I give up! The place gives me the creeps. Do people really not have anything better to do with their money then spending it on ostentatious, expensive shit? Do rich ladies have to wear so much makeup, such ugly clothes and such god-awful stinky perfume you can smell half a block away?

Looking at the stores and the shoppers I was reminded of a conversation I overheard on a city bus years ago. An older lady was talking to a young woman who worked in the most upscale dress shop in Cincinnati at the time. The older lady, who not only did not shop in that store but had apparently never visited it, asked what the clothes were like. The younger woman thought about it for a while and said, "I have come to the conclusion that the uglier the clothes and the more expensive they are, the better our customers like them." That describes a lot of what I saw yesterday. Hideous jewelry. Clothes that would have embarrassed a hooker.
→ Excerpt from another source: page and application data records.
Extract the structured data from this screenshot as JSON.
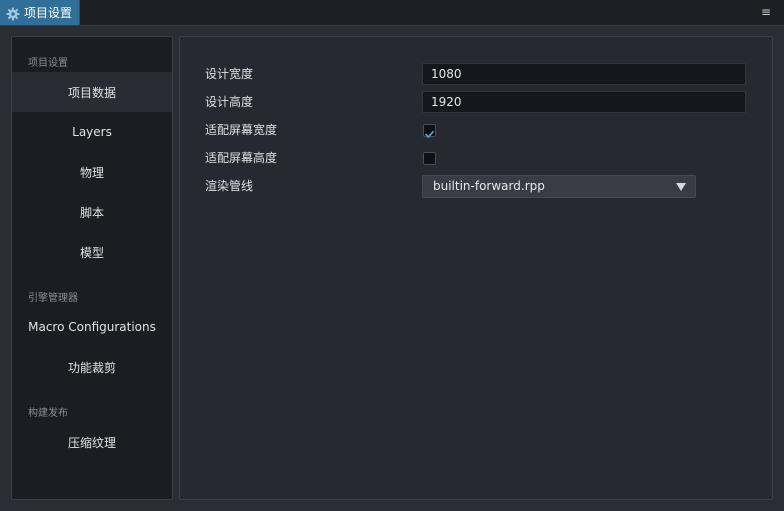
{
  "tab": {
    "title": "项目设置",
    "icon": "gear-icon"
  },
  "menu_icon": "≡",
  "sidebar": {
    "groups": [
      {
        "title": "项目设置",
        "items": [
          "项目数据",
          "Layers",
          "物理",
          "脚本",
          "模型"
        ]
      },
      {
        "title": "引擎管理器",
        "items": [
          "Macro Configurations",
          "功能裁剪"
        ]
      },
      {
        "title": "构建发布",
        "items": [
          "压缩纹理"
        ]
      }
    ],
    "active": "项目数据"
  },
  "properties": {
    "design_width": {
      "label": "设计宽度",
      "value": "1080"
    },
    "design_height": {
      "label": "设计高度",
      "value": "1920"
    },
    "fit_width": {
      "label": "适配屏幕宽度",
      "checked": true
    },
    "fit_height": {
      "label": "适配屏幕高度",
      "checked": false
    },
    "render_pipeline": {
      "label": "渲染管线",
      "value": "builtin-forward.rpp"
    }
  },
  "colors": {
    "accent": "#2f6f98",
    "check": "#4aa3d8"
  }
}
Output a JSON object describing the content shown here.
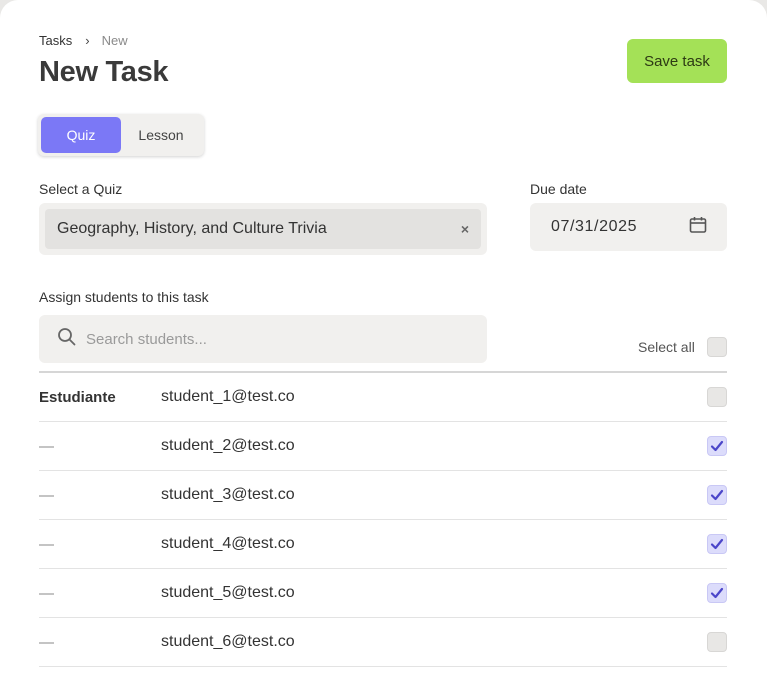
{
  "breadcrumb": {
    "items": [
      "Tasks",
      "New"
    ],
    "separator": "›"
  },
  "page": {
    "title": "New Task"
  },
  "actions": {
    "save_label": "Save task"
  },
  "type_toggle": {
    "options": [
      "Quiz",
      "Lesson"
    ],
    "selected": "Quiz"
  },
  "quiz": {
    "label": "Select a Quiz",
    "value": "Geography, History, and Culture Trivia",
    "clear_icon": "×"
  },
  "due_date": {
    "label": "Due date",
    "value": "07/31/2025",
    "icon": "calendar-icon"
  },
  "students": {
    "label": "Assign students to this task",
    "search_placeholder": "Search students...",
    "select_all_label": "Select all",
    "rows": [
      {
        "name": "Estudiante",
        "email": "student_1@test.co",
        "checked": false
      },
      {
        "name": "—",
        "email": "student_2@test.co",
        "checked": true
      },
      {
        "name": "—",
        "email": "student_3@test.co",
        "checked": true
      },
      {
        "name": "—",
        "email": "student_4@test.co",
        "checked": true
      },
      {
        "name": "—",
        "email": "student_5@test.co",
        "checked": true
      },
      {
        "name": "—",
        "email": "student_6@test.co",
        "checked": false
      }
    ]
  },
  "colors": {
    "accent": "#7b78f6",
    "save": "#a4e157",
    "check_on": "#dcdcfb"
  }
}
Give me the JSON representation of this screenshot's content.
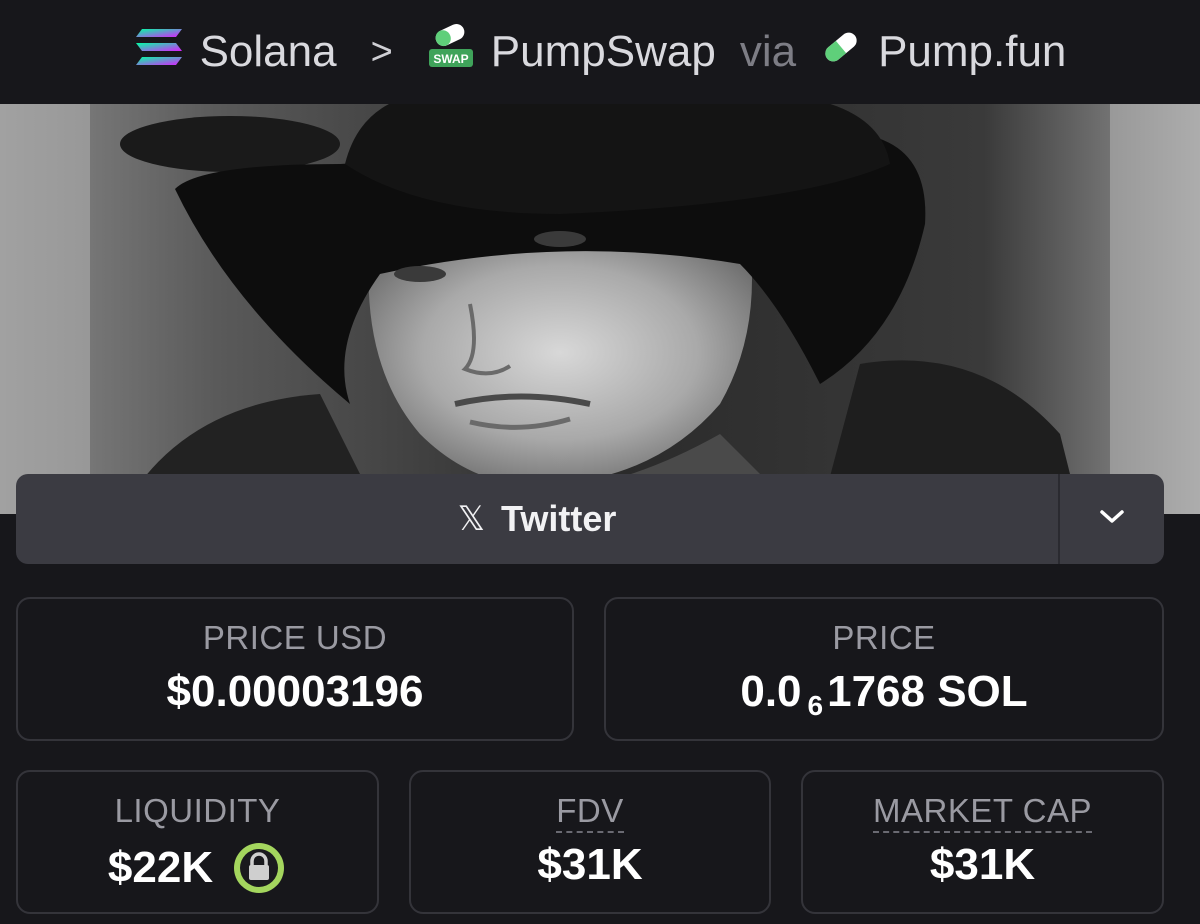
{
  "breadcrumb": {
    "chain": "Solana",
    "separator": ">",
    "dex": "PumpSwap",
    "dex_badge": "SWAP",
    "via": "via",
    "launchpad": "Pump.fun"
  },
  "hero": {
    "icon": "token-banner-image"
  },
  "social": {
    "label": "Twitter",
    "icon": "x-logo-icon",
    "toggle_icon": "chevron-down-icon"
  },
  "stats": {
    "price_usd": {
      "label": "PRICE USD",
      "value": "$0.00003196"
    },
    "price": {
      "label": "PRICE",
      "prefix": "0.0",
      "zeros": "6",
      "suffix": "1768 SOL"
    },
    "liquidity": {
      "label": "LIQUIDITY",
      "value": "$22K",
      "icon": "lock-icon"
    },
    "fdv": {
      "label": "FDV",
      "value": "$31K"
    },
    "market_cap": {
      "label": "MARKET CAP",
      "value": "$31K"
    }
  },
  "colors": {
    "background": "#17171b",
    "panel": "#3b3b42",
    "card_border": "#34343a",
    "label": "#9a9aa2",
    "lock_green": "#a4d65e"
  }
}
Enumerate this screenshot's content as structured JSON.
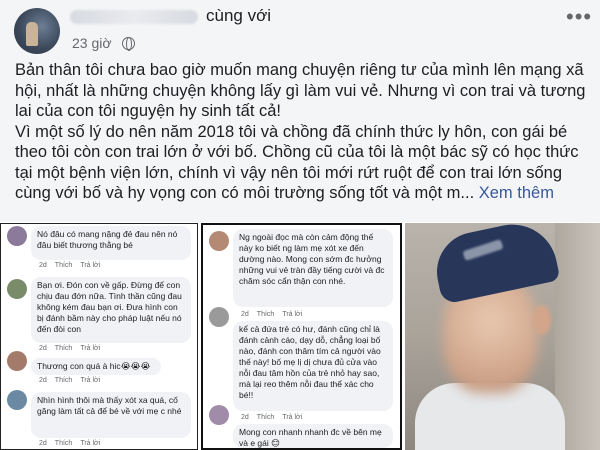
{
  "post": {
    "name_suffix": "cùng với",
    "time": "23 giờ",
    "more": "•••",
    "para1": "Bản thân tôi chưa bao giờ muốn mang chuyện riêng tư của mình lên mạng xã hội, nhất là những chuyện không lấy gì làm vui vẻ. Nhưng vì con trai và tương lai của con tôi nguyện hy sinh tất cả!",
    "para2": "Vì một số lý do nên năm 2018 tôi và chồng đã chính thức ly hôn, con gái bé theo tôi còn con trai lớn ở với bố. Chồng cũ của tôi là một bác sỹ có học thức tại một bệnh viện lớn, chính vì vậy nên tôi mới rứt ruột để con trai lớn sống cùng với bố và hy vọng con có môi trường sống tốt và một m...",
    "see_more": "Xem thêm"
  },
  "actions": {
    "like": "Thích",
    "reply": "Trả lời"
  },
  "left_comments": [
    "Nó đâu có mang nặng đẻ đau nên nó đâu biết thương thằng bé",
    "Bạn ơi. Đón con về gấp. Đừng để con chịu đau đớn nữa. Tình thần cũng đau không kém đau bạn ơi. Đưa hình con bị đánh bầm này cho pháp luật nếu nó đến đòi con",
    "Thương con quá à hic😭😭😭",
    "Nhìn hình thôi mà thấy xót xa quá, cố găng làm tất cả để bé về với mẹ c nhé"
  ],
  "mid_comments": [
    "Ng ngoài đọc mà còn cảm động thế này ko biết ng làm mẹ xót xe đến dường nào. Mong con sớm đc hưởng những vui vẻ tràn đầy tiếng cười và đc chăm sóc cẩn thận con nhé.",
    "kể cả đứa trẻ có hư, đánh cũng chỉ là đánh cảnh cáo, dạy dỗ, chẳng loại bố nào, đánh con thâm tím cả người vào thế này! bố mẹ lị dị chưa đủ cửa vào nỗi đau tâm hồn của trẻ nhỏ hay sao, mà lại reo thêm nỗi đau thể xác cho bé!!",
    "Mong con nhanh nhanh đc về bên mẹ và e gái 😊"
  ],
  "colors": {
    "see_more": "#385898",
    "text": "#1c1e21",
    "meta": "#65676b"
  }
}
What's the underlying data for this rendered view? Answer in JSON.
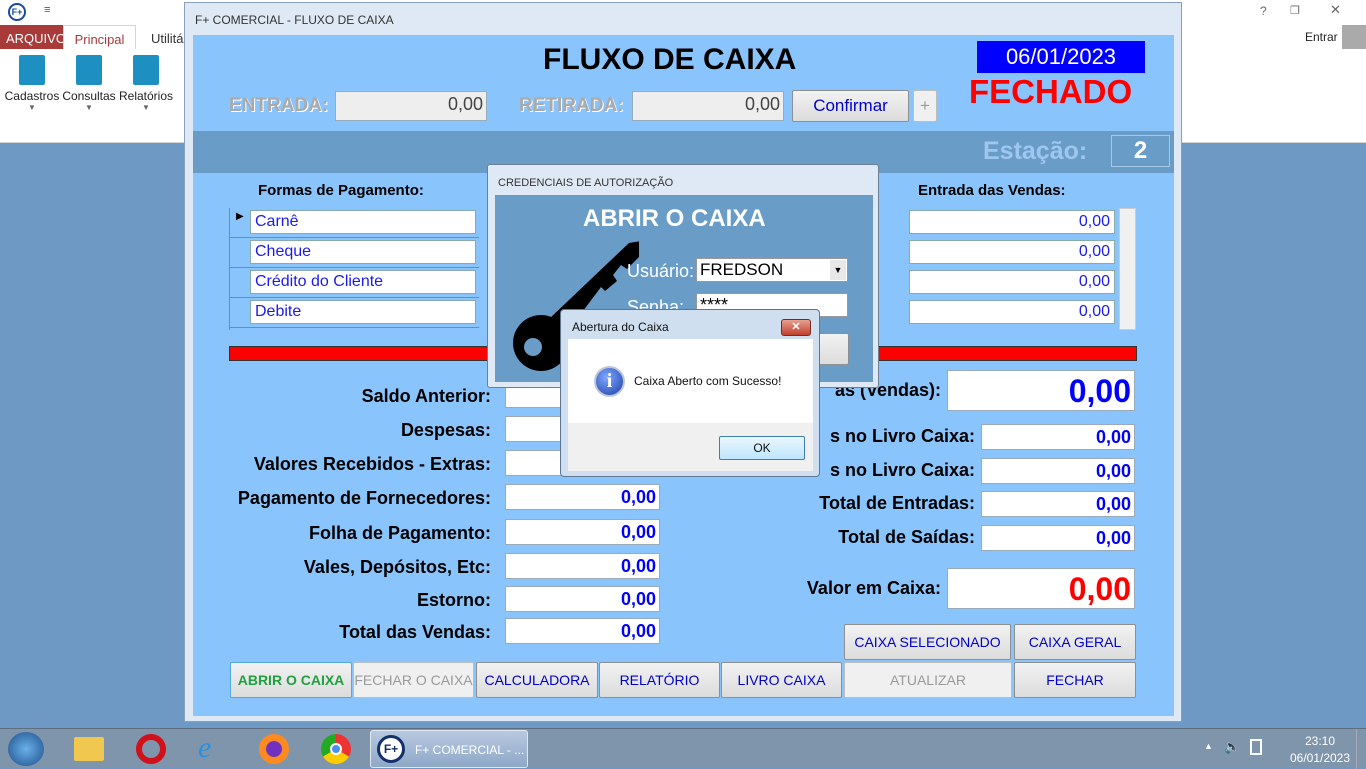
{
  "ribbon": {
    "tabs": [
      "ARQUIVO",
      "Principal",
      "Utilitá"
    ],
    "buttons": [
      {
        "label": "Cadastros",
        "icon": "document-add-icon"
      },
      {
        "label": "Consultas",
        "icon": "document-search-icon"
      },
      {
        "label": "Relatórios",
        "icon": "clipboard-chart-icon"
      }
    ],
    "help": "?",
    "login": "Entrar"
  },
  "window": {
    "title": "F+ COMERCIAL - FLUXO DE CAIXA",
    "heading": "FLUXO DE CAIXA",
    "date": "06/01/2023",
    "status": "FECHADO",
    "entrada_label": "ENTRADA:",
    "entrada_value": "0,00",
    "retirada_label": "RETIRADA:",
    "retirada_value": "0,00",
    "confirm": "Confirmar",
    "plus": "+",
    "estacao_label": "Estação:",
    "estacao_value": "2",
    "formas_header": "Formas de Pagamento:",
    "formas": [
      "Carnê",
      "Cheque",
      "Crédito do Cliente",
      "Debite"
    ],
    "entrada_vendas_header": "Entrada das Vendas:",
    "entrada_vendas": [
      "0,00",
      "0,00",
      "0,00",
      "0,00"
    ],
    "left_fields": [
      {
        "label": "Saldo Anterior:",
        "value": ""
      },
      {
        "label": "Despesas:",
        "value": ""
      },
      {
        "label": "Valores Recebidos - Extras:",
        "value": ""
      },
      {
        "label": "Pagamento de Fornecedores:",
        "value": "0,00"
      },
      {
        "label": "Folha de Pagamento:",
        "value": "0,00"
      },
      {
        "label": "Vales, Depósitos, Etc:",
        "value": "0,00"
      },
      {
        "label": "Estorno:",
        "value": "0,00"
      },
      {
        "label": "Total das Vendas:",
        "value": "0,00"
      }
    ],
    "right_fields": [
      {
        "label": "as (Vendas):",
        "value": "0,00"
      },
      {
        "label": "s no Livro Caixa:",
        "value": "0,00"
      },
      {
        "label": "s no Livro Caixa:",
        "value": "0,00"
      },
      {
        "label": "Total de Entradas:",
        "value": "0,00"
      },
      {
        "label": "Total de Saídas:",
        "value": "0,00"
      },
      {
        "label": "Valor em Caixa:",
        "value": "0,00"
      }
    ],
    "buttons": {
      "caixa_selecionado": "CAIXA SELECIONADO",
      "caixa_geral": "CAIXA GERAL",
      "abrir": "ABRIR O CAIXA",
      "fechar_caixa": "FECHAR O CAIXA",
      "calculadora": "CALCULADORA",
      "relatorio": "RELATÓRIO",
      "livro": "LIVRO CAIXA",
      "atualizar": "ATUALIZAR",
      "fechar": "FECHAR"
    }
  },
  "cred": {
    "title": "CREDENCIAIS DE AUTORIZAÇÃO",
    "heading": "ABRIR O CAIXA",
    "usuario_label": "Usuário:",
    "usuario": "FREDSON",
    "senha_label": "Senha:",
    "senha": "****"
  },
  "msg": {
    "title": "Abertura do Caixa",
    "text": "Caixa Aberto com Sucesso!",
    "ok": "OK"
  },
  "taskbar": {
    "task": "F+ COMERCIAL - ...",
    "time": "23:10",
    "date": "06/01/2023"
  },
  "colors": {
    "panel": "#8ac4fc",
    "band": "#6a9cc8",
    "red_bar": "#ff0000",
    "date_bg": "#0000ff",
    "status": "#ff0000"
  }
}
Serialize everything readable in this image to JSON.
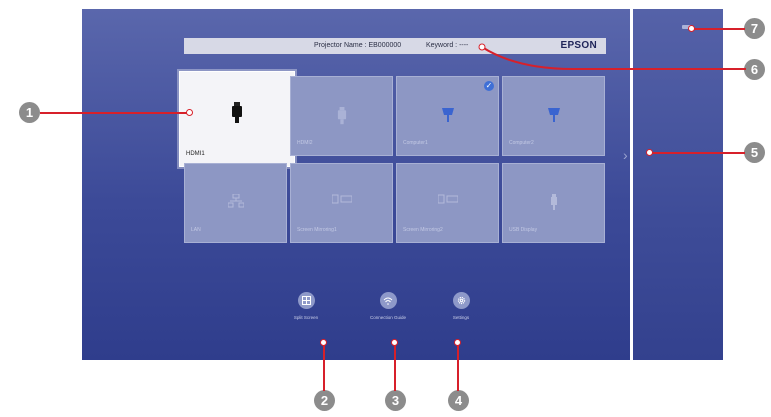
{
  "info_bar": {
    "projector_name": "Projector Name : EB000000",
    "keyword": "Keyword : ----",
    "brand": "EPSON"
  },
  "sources": [
    {
      "label": "HDMI1",
      "icon": "hdmi-icon",
      "selected": true
    },
    {
      "label": "HDMI2",
      "icon": "hdmi-icon"
    },
    {
      "label": "Computer1",
      "icon": "vga-icon",
      "checked": true
    },
    {
      "label": "Computer2",
      "icon": "vga-icon"
    },
    {
      "label": "LAN",
      "icon": "lan-icon"
    },
    {
      "label": "Screen Mirroring1",
      "icon": "screen-mirroring-icon"
    },
    {
      "label": "Screen Mirroring2",
      "icon": "screen-mirroring-icon"
    },
    {
      "label": "USB Display",
      "icon": "usb-icon"
    }
  ],
  "bottom_buttons": [
    {
      "label": "Split Screen",
      "icon": "split-screen-icon"
    },
    {
      "label": "Connection Guide",
      "icon": "connection-guide-icon"
    },
    {
      "label": "Settings",
      "icon": "gear-icon"
    }
  ],
  "callouts": [
    "1",
    "2",
    "3",
    "4",
    "5",
    "6",
    "7"
  ],
  "colors": {
    "callout_line": "#d7202a",
    "marker": "#8c8c8c",
    "accent_check": "#3f6fd6"
  }
}
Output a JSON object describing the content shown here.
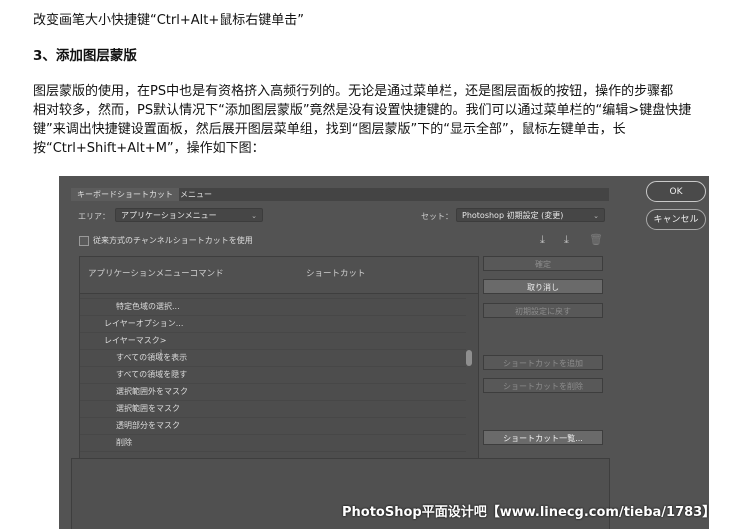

And let's not even talk about those disgusting stiletto heeled shoes that look pornographic (not to mention painful). I would not have believed people would buy any of that but all day long I saw people walking around the mall actually wearing it.

Since DD and WBF invited me to go with them, I was determined to be on my best behavior. I managed to make it through the entire day without throwing one fit or complaining very much. I even paid for a truly delicious late lunch and proclaimed the cost "not bad". Our lunch cost approximately twice what my husband and I ordinarily spend when we go out for dinner, and I didn't even have a glass of wine (... or the double vodka martini I actually needed after six hours of shopping).

On the way home we got stuck for nearly an hour in Orlando traffic. I kept my mouth shut.

I pretty much hated everything we did all day long, but the opportunity to spend an entire day with the kids was worth the aching back, the tongue-biting and the cost. (I'll worry about the fit DH is gonna throw when he gets the credit card bills some other time.) The kids had fun. I enjoyed spending the time with them.

To top the whole thing off, I even got another hug from DD. I am on a roll!